You’ve probably heard of them, maybe because they’re starting to dominate the market of washing machines. Although energy efficient dish washers and dryers are slow to become competitive, low-water washing machines are so significantly water efficient in comparison to standard models that they’re becoming one of the first green appliances to quickly become worth their higher initial costs.
Why is this? Well let’s start by crunching some numbers. The average American uses somewhere between 80 and 100 gallons of water per day. Some of that tends to be shared usage, so it’s about fair to say that a family of four uses 300 gallons of water per day. That adds up to 109,500 gallons a year used by the average family. About 15% of that water is contributed to the approximately 400 loads of laundry done each year by that same average family. That’s right, the average family of four uses about 16,000 gallons of water a year just to wash their clothes.
Now that there’s low-water washing machine son the market, it’s possible to cut that consumption by up to 40 percent. That ends up adding up to hundreds of dollars cut from your utilities bill per year. But how do they manage to do this?
First let’s go over what a standard machine does to wash your clothes. A typical washing machine consists of a large porcelain or plastic basket seated inside a sealed drum that fills almost completely with water.

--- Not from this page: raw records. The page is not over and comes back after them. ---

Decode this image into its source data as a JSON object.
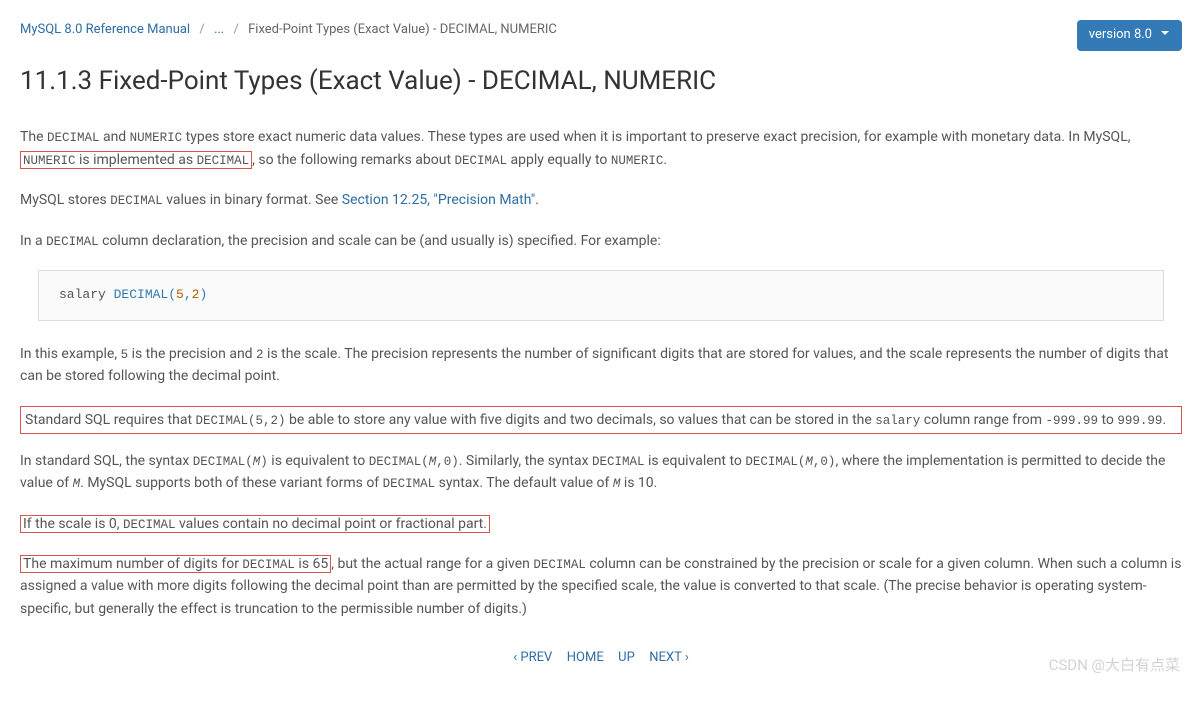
{
  "breadcrumb": {
    "root": "MySQL 8.0 Reference Manual",
    "ellipsis": "...",
    "current": "Fixed-Point Types (Exact Value) - DECIMAL, NUMERIC"
  },
  "version": {
    "label": "version 8.0"
  },
  "title": "11.1.3 Fixed-Point Types (Exact Value) - DECIMAL, NUMERIC",
  "p1": {
    "t1": "The ",
    "c1": "DECIMAL",
    "t2": " and ",
    "c2": "NUMERIC",
    "t3": " types store exact numeric data values. These types are used when it is important to preserve exact precision, for example with monetary data. In MySQL, ",
    "hl1_a": "NUMERIC",
    "hl1_b": " is implemented as ",
    "hl1_c": "DECIMAL",
    "t4": ", so the following remarks about ",
    "c3": "DECIMAL",
    "t5": " apply equally to ",
    "c4": "NUMERIC",
    "t6": "."
  },
  "p2": {
    "t1": "MySQL stores ",
    "c1": "DECIMAL",
    "t2": " values in binary format. See ",
    "link": "Section 12.25, \"Precision Math\"",
    "t3": "."
  },
  "p3": {
    "t1": "In a ",
    "c1": "DECIMAL",
    "t2": " column declaration, the precision and scale can be (and usually is) specified. For example:"
  },
  "codeblock": {
    "ident": "salary ",
    "kw": "DECIMAL",
    "paren_open": "(",
    "n1": "5",
    "comma": ",",
    "n2": "2",
    "paren_close": ")"
  },
  "p4": {
    "t1": "In this example, ",
    "c1": "5",
    "t2": " is the precision and ",
    "c2": "2",
    "t3": " is the scale. The precision represents the number of significant digits that are stored for values, and the scale represents the number of digits that can be stored following the decimal point."
  },
  "p5": {
    "t1": "Standard SQL requires that ",
    "c1": "DECIMAL(5,2)",
    "t2": " be able to store any value with five digits and two decimals, so values that can be stored in the ",
    "c2": "salary",
    "t3": " column range from ",
    "c3": "-999.99",
    "t4": " to ",
    "c4": "999.99",
    "t5": "."
  },
  "p6": {
    "t1": "In standard SQL, the syntax ",
    "c1": "DECIMAL(",
    "i1": "M",
    "c1b": ")",
    "t2": " is equivalent to ",
    "c2": "DECIMAL(",
    "i2": "M",
    "c2b": ",0)",
    "t3": ". Similarly, the syntax ",
    "c3": "DECIMAL",
    "t4": " is equivalent to ",
    "c4": "DECIMAL(",
    "i4": "M",
    "c4b": ",0)",
    "t5": ", where the implementation is permitted to decide the value of ",
    "i5": "M",
    "t6": ". MySQL supports both of these variant forms of ",
    "c5": "DECIMAL",
    "t7": " syntax. The default value of ",
    "i6": "M",
    "t8": " is 10."
  },
  "p7": {
    "t1": "If the scale is 0, ",
    "c1": "DECIMAL",
    "t2": " values contain no decimal point or fractional part."
  },
  "p8": {
    "hl_a": "The maximum number of digits for ",
    "hl_c": "DECIMAL",
    "hl_b": " is 65",
    "t2": ", but the actual range for a given ",
    "c1": "DECIMAL",
    "t3": " column can be constrained by the precision or scale for a given column. When such a column is assigned a value with more digits following the decimal point than are permitted by the specified scale, the value is converted to that scale. (The precise behavior is operating system-specific, but generally the effect is truncation to the permissible number of digits.)"
  },
  "footer": {
    "prev": "PREV",
    "home": "HOME",
    "up": "UP",
    "next": "NEXT"
  },
  "watermark": "CSDN @大白有点菜"
}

The 3.0 cubic foot drum can hold about 22 gallons of water and, in larger machines, might even use up to 50 gallons of water per load.

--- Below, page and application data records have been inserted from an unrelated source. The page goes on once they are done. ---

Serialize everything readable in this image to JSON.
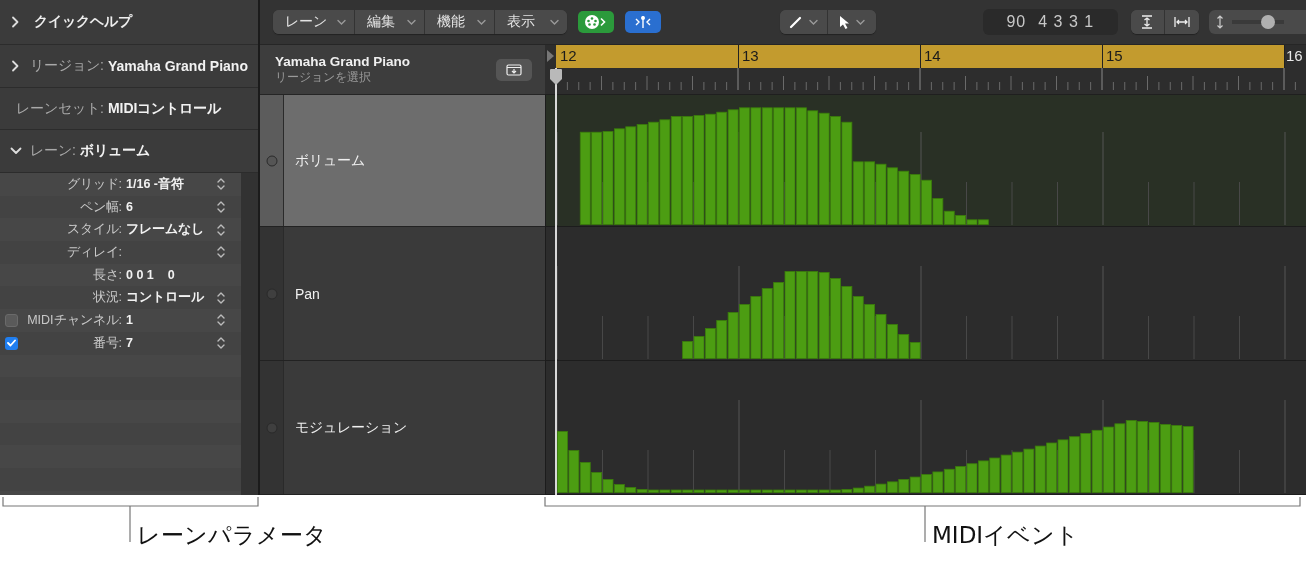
{
  "parameters_panel": {
    "sections": [
      {
        "kind": "disclosure",
        "expanded": false,
        "label": "クイックヘルプ"
      },
      {
        "kind": "disclosure",
        "expanded": false,
        "label": "リージョン:",
        "value": "Yamaha Grand Piano"
      },
      {
        "kind": "plain",
        "label": "レーンセット:",
        "value": "MIDIコントロール"
      },
      {
        "kind": "disclosure",
        "expanded": true,
        "label": "レーン:",
        "value": "ボリューム"
      }
    ],
    "rows": [
      {
        "kind": "stepper",
        "label": "グリッド:",
        "value": "1/16 -音符"
      },
      {
        "kind": "stepper",
        "label": "ペン幅:",
        "value": "6"
      },
      {
        "kind": "stepper",
        "label": "スタイル:",
        "value": "フレームなし"
      },
      {
        "kind": "stepper",
        "label": "ディレイ:"
      },
      {
        "kind": "plain",
        "label": "長さ:",
        "value": "0 0 1    0"
      },
      {
        "kind": "stepper",
        "label": "状況:",
        "value": "コントロール"
      },
      {
        "kind": "checkbox",
        "checked": false,
        "label": "MIDIチャンネル:",
        "value": "1"
      },
      {
        "kind": "checkbox",
        "checked": true,
        "label": "番号:",
        "value": "7"
      }
    ]
  },
  "toolbar": {
    "menus": [
      {
        "label": "レーン"
      },
      {
        "label": "編集"
      },
      {
        "label": "機能"
      },
      {
        "label": "表示"
      }
    ],
    "position_display": [
      "90",
      "4 3 3 1"
    ],
    "zoom_slider": {
      "level": 0.78
    }
  },
  "region_header": {
    "name": "Yamaha Grand Piano",
    "hint": "リージョンを選択"
  },
  "ruler": {
    "bars": [
      "12",
      "13",
      "14",
      "15",
      "16"
    ]
  },
  "lanes": [
    {
      "name": "ボリューム",
      "selected": true
    },
    {
      "name": "Pan",
      "selected": false
    },
    {
      "name": "モジュレーション",
      "selected": false
    }
  ],
  "callouts": [
    {
      "label": "レーンパラメータ"
    },
    {
      "label": "MIDIイベント"
    }
  ]
}
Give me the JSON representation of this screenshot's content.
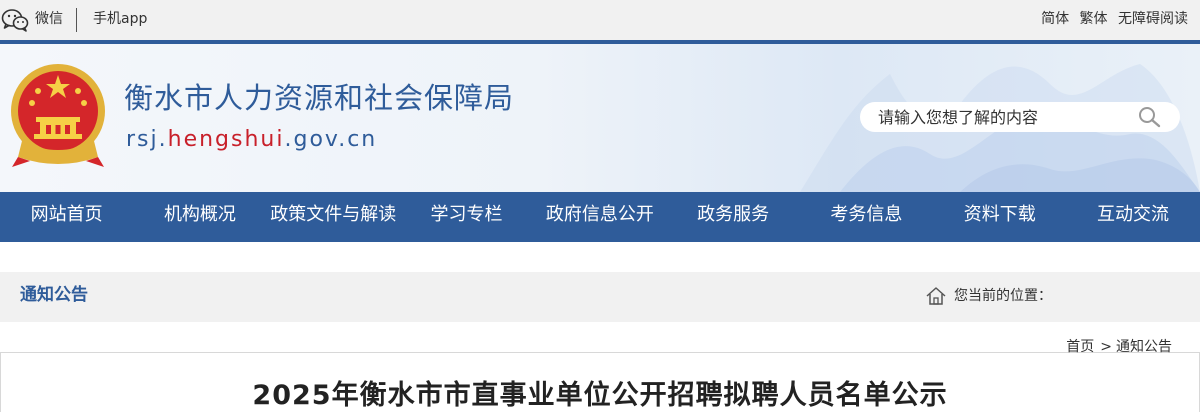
{
  "topbar": {
    "wechat_label": "微信",
    "app_label": "手机app",
    "lang": {
      "simplified": "简体",
      "traditional": "繁体",
      "accessibility": "无障碍阅读"
    }
  },
  "header": {
    "title": "衡水市人力资源和社会保障局",
    "domain_prefix": "rsj.",
    "domain_highlight": "hengshui",
    "domain_suffix": ".gov.cn"
  },
  "search": {
    "placeholder": "请输入您想了解的内容"
  },
  "nav": {
    "items": [
      "网站首页",
      "机构概况",
      "政策文件与解读",
      "学习专栏",
      "政府信息公开",
      "政务服务",
      "考务信息",
      "资料下载",
      "互动交流"
    ]
  },
  "section": {
    "title": "通知公告",
    "location_label": "您当前的位置："
  },
  "breadcrumb": {
    "home": "首页",
    "arrow": ">",
    "current": "通知公告"
  },
  "article": {
    "title": "2025年衡水市市直事业单位公开招聘拟聘人员名单公示"
  },
  "colors": {
    "brand_blue": "#2f5c9a",
    "brand_red": "#c8202a",
    "topbar_bg": "#f1f1f1"
  }
}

Now there’s low-water washing machines, also known as high efficiency of HE machines, that use about 60% of that amount of water to complete the same job. There’s even one machine created by the British company Xeros that uses virtually no water, opting instead into special clothes cleaning pellets.
You’ve likely seen these HE appliances marked with the EnergyStar label; EnergyStar is an organization that manages the certification of high efficiency, energy-saving appliances. There’s a different set of criteria for each kind of appliance (and sometimes no set of criteria whatsoever, like in the case of dryers, which aren’t even worth rating due to their widely similar energy output). For washing machines, EnergyStar takes into consideration the machine’s water factor or WF. This is derived by taking the total weighted per-cycle water consumption (also known as the quotient or Q) and then dividing it by the washer’s capacity, which is generally referred to as C. Since 2009, EnergyStar washing machines have had to have a WF less than or equal to 7.5. In 2011, that number dropped to 6.0, and we can expect that number to keep dropping as technology advances further and the signs of global warming worsen.
So how do HE machines pull this off? They only allow clothing to soak up the amount of water they need by using sensors that can measure the amount of water needed based on the weight and moisture level of the clothing already in the machine. This keeps the machines from using more water than is necessary i.e. wasting it.